Adding fluoride to Christchurch’s drinking water could cost the city about $10 million, according to a preliminary estimate.
It has some questioning whether the health benefits of fluoridation outweigh the cost.
Councils decide whether to fluoridate their public drinking-water supplies, but a bill making its way through Parliament would hand that decision-making to District Health Boards (DHBs) – although councils would still have to foot the bill.
The bill passed its first reading and is now open for public comment.
Information requested from Christchurch City Council staff by councillor Vicki Buck estimated the cost of fluoridation to be around $10.5 million, with an ongoing cost of about $500,000 per year.
The estimate, which was “very preliminary”, was based on the cost to set up dosing sites around the city.
Buck said it was clear fluoridation would be expensive, but under the proposed legislation council may not get a say on whether it happens.
“It’s unusual for the authority that’s not responsible for implementing it to make the decision,” she said.
“I just like the idea that whoever makes the decision is responsible for the implementation as well, not somebody telling you you have to do it.”
Fluoridation had not been on the council’s agenda at any point in the last 15 years, she said.
Mayor Lianne Dalziel said last year she opposed fluoridation due to the likely cost.
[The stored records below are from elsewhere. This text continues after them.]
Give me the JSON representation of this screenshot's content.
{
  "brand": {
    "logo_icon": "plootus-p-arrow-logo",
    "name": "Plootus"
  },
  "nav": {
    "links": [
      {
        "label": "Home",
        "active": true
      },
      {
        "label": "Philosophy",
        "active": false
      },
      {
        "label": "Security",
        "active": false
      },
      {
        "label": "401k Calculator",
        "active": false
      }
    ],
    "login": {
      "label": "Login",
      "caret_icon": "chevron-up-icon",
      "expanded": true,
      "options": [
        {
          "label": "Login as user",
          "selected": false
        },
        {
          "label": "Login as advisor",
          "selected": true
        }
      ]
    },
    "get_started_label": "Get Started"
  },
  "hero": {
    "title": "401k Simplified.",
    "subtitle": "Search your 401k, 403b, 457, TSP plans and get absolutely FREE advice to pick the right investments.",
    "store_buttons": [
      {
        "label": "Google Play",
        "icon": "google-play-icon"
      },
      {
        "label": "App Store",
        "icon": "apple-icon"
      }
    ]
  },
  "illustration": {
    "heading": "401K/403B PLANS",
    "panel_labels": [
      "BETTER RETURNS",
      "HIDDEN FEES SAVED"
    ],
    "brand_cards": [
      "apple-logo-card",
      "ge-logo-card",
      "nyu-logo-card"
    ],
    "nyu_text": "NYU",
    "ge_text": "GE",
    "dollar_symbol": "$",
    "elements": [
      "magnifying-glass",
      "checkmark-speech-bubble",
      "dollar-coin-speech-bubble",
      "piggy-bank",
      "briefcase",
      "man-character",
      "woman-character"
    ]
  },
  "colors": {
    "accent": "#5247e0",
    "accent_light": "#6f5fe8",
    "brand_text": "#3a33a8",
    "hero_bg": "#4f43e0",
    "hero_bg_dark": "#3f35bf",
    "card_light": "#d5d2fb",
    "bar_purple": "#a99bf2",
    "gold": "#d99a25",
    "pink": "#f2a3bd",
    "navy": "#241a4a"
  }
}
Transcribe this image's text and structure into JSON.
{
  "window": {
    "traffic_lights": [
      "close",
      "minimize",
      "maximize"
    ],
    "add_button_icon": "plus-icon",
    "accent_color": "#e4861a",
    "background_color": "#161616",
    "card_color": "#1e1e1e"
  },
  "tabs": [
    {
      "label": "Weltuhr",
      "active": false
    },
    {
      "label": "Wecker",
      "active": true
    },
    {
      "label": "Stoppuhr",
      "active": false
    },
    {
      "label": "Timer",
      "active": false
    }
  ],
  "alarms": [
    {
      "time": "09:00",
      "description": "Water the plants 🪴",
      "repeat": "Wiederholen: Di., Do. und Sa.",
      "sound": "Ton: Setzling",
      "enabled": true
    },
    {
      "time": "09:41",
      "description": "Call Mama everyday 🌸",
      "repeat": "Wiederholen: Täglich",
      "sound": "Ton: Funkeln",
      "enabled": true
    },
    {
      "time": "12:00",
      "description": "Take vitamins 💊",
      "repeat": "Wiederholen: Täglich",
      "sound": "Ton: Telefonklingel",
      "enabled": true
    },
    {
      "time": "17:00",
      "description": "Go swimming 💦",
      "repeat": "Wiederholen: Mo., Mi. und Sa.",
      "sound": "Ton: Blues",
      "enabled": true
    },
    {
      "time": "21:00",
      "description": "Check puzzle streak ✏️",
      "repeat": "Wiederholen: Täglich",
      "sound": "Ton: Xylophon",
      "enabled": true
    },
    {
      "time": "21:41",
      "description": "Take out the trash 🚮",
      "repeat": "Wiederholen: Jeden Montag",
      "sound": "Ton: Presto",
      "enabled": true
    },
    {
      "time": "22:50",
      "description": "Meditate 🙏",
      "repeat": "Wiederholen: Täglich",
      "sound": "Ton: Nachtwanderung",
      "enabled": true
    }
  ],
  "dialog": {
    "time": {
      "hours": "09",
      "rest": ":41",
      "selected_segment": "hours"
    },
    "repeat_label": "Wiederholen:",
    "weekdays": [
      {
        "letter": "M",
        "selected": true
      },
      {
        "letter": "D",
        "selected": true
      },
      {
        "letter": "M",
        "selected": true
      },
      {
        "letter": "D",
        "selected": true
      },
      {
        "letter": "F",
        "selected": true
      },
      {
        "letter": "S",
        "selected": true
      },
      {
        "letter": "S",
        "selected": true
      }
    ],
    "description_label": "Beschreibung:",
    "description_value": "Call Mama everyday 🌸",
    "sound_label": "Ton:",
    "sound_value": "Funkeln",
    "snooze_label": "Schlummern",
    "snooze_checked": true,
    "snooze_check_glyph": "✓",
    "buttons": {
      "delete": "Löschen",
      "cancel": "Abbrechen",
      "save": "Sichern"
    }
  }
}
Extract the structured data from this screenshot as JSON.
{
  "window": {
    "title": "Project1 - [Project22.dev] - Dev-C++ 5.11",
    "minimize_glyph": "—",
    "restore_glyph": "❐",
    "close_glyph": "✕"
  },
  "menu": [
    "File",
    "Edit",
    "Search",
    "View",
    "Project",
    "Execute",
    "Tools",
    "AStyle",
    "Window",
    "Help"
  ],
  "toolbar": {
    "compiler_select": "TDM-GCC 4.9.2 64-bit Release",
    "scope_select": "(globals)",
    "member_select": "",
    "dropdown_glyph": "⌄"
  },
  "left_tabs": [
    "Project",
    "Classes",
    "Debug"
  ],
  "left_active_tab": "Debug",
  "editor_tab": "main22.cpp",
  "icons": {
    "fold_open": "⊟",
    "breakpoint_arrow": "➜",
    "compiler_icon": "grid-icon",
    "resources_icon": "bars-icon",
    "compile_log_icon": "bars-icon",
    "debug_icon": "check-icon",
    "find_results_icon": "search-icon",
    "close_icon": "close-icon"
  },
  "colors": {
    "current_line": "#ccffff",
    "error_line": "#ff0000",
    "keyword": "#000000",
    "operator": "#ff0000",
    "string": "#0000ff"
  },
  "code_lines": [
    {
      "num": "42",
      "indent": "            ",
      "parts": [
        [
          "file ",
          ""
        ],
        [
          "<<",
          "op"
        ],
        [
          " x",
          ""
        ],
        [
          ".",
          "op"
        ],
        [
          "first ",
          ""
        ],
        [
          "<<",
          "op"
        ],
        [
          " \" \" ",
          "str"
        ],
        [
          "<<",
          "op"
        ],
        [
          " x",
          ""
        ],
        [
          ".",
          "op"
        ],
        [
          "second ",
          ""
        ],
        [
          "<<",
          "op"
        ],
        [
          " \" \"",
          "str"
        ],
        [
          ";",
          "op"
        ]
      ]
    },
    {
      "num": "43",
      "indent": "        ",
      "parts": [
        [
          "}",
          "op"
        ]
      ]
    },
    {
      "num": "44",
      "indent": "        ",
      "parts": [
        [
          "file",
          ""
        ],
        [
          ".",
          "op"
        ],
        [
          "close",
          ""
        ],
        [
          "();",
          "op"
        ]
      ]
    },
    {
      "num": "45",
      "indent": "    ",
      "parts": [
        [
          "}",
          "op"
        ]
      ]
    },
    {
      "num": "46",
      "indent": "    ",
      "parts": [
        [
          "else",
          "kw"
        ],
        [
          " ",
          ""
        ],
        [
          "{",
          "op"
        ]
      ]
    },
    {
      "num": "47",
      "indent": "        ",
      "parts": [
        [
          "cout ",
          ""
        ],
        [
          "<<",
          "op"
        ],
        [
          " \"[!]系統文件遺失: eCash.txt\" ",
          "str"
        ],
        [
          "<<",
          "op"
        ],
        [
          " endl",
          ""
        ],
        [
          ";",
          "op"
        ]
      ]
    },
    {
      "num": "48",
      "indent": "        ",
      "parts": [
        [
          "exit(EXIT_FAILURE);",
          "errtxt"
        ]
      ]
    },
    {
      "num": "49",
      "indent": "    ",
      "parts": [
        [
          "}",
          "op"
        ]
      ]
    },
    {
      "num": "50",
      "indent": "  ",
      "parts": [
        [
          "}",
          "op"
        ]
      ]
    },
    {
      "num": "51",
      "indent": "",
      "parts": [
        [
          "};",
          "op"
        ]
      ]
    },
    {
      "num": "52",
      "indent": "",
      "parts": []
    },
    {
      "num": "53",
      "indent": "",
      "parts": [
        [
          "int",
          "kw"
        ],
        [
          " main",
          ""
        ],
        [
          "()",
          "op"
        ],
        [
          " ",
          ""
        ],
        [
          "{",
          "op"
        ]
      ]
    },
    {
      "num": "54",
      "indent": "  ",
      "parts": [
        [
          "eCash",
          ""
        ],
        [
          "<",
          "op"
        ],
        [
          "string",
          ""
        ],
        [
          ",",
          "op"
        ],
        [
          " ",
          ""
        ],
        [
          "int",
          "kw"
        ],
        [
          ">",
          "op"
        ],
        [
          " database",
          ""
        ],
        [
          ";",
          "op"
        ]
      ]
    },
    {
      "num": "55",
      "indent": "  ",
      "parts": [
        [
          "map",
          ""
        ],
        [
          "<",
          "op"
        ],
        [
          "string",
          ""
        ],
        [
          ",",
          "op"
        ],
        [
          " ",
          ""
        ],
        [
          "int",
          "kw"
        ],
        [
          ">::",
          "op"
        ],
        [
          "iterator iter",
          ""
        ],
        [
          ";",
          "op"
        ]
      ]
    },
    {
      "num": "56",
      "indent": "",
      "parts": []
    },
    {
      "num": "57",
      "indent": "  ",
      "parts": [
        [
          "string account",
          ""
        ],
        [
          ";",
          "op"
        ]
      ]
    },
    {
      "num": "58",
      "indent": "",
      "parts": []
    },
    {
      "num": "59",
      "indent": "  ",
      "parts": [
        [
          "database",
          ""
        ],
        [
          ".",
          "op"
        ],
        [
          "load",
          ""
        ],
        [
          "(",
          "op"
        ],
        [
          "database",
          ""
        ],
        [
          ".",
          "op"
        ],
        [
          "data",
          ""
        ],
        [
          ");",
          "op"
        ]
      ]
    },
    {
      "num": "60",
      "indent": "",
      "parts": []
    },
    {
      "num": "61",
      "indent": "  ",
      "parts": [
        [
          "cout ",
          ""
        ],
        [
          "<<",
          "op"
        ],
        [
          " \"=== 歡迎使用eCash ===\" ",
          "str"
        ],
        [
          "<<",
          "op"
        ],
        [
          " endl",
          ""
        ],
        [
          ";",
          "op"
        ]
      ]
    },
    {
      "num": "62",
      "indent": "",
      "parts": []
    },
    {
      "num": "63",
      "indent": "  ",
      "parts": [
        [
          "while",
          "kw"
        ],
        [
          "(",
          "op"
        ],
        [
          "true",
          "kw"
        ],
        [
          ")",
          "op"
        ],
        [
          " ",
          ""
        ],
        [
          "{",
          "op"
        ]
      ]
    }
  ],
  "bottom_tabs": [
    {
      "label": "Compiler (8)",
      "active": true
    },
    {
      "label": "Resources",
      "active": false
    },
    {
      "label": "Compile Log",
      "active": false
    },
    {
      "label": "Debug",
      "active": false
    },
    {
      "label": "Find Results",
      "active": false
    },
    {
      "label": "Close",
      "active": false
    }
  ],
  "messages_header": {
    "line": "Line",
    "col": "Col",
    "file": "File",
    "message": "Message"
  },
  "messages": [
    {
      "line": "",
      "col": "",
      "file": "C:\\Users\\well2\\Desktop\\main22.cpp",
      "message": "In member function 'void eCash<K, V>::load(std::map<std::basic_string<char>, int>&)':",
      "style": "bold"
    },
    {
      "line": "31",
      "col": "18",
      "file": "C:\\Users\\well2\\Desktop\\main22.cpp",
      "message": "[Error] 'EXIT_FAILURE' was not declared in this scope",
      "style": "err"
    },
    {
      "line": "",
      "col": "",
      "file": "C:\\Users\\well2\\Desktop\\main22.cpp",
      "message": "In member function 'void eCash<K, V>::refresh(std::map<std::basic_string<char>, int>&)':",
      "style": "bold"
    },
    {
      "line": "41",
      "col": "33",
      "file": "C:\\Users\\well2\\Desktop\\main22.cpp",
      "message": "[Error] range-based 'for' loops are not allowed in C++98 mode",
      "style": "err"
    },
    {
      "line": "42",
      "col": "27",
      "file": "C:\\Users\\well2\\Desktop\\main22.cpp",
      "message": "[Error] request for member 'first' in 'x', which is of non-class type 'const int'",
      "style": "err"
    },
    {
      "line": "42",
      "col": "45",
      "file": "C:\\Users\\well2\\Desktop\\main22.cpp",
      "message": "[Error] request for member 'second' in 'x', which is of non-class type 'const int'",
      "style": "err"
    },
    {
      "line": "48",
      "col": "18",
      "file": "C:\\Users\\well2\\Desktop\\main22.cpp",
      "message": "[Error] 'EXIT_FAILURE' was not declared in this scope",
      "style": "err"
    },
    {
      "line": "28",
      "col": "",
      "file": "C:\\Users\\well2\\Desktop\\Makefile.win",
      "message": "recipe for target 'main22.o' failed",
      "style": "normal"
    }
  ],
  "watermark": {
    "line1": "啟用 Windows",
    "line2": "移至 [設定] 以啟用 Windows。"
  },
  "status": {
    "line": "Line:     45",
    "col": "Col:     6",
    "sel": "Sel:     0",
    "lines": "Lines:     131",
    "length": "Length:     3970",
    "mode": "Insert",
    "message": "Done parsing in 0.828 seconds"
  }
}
Her predecessor, Sir Bob Parker, was also against.
The Canterbury DHB (CDHB) has long supported fluoridation, signing a position statement in support in 2003.
Christchurch is New Zealand’s largest city without a fluoridated drinking water supply.
The city’s water is entirely untreated, due to its high-quality source: water that falls as rain high in the Southern Alps, which flows down the Waimakariri River and seeps into aquifers beneath the city.
Around 170 wells draw from the aquifers, with about 55 council pumping stations.
The complex system, combined with the lack of existing treatment infrastructure, meant any additions to the water would be costly.
Canterbury Medical Officer of Health Dr Alistair Humphrey said the costs of fluoridation would have to be carefully weighed against the benefits, which were significant.
“The situation in Christchurch is different to many parts of the country because we do have well over 100 separate bores providing drinking water to the population, which means treatment of the water supply is complicated,” he said.
“Christchurch is a special case where we will need to consider the issue very carefully.”
There was no doubt fluoride was an effective way to prevent tooth decay, a preventable disease that tied up valuable hospital resources, he said.
“FTooth decay is one of our most serious non-communicable diseases.
“It ties up a lot of theatre time for our district health boards … because children often require general anaesthetic to remove teeth.
“The cost goes beyond just the tragedy of a child whose diet and lifestyle is affected by dental caries, it also impinges on the ability of the health service to provide other important surgical operations.”
Research in 2004 found Canterbury children had significantly higher rates of tooth decay than those in Wellington, where water is fluoridated.